*EXERCISE DETAILS:*
All lines below containing "icon" are to be listed.

Segment Start: MATERIAL TO PROCESS

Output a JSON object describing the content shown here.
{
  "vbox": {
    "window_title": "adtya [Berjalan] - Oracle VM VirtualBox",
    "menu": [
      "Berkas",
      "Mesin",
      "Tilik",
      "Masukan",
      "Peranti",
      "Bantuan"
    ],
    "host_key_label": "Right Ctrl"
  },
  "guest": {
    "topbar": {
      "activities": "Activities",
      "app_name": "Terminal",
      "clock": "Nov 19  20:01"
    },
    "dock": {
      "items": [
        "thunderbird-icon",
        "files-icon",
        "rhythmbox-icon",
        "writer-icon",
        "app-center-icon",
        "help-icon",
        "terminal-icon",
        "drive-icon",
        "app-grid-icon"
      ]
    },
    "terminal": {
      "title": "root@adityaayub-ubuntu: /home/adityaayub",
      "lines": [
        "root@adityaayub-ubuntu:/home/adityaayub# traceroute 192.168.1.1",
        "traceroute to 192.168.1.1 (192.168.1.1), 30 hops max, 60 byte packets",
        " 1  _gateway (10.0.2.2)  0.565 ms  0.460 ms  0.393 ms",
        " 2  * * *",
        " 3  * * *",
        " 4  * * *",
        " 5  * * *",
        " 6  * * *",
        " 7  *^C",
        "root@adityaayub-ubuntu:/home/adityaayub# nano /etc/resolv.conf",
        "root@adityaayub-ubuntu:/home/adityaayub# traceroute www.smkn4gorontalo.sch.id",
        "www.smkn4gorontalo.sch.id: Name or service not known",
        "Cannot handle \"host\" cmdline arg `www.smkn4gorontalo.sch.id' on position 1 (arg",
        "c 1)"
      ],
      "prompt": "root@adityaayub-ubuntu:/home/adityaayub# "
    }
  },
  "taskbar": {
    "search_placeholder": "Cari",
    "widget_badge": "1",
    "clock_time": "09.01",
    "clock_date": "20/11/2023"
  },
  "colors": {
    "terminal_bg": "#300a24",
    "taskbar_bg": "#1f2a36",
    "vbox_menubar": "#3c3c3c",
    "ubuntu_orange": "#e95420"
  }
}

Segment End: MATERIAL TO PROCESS

*RESULT OF THIS TASK:*
        "thunderbird-icon",
        "files-icon",
        "rhythmbox-icon",
        "writer-icon",
        "app-center-icon",
        "help-icon",
        "terminal-icon",
        "drive-icon",
        "app-grid-icon"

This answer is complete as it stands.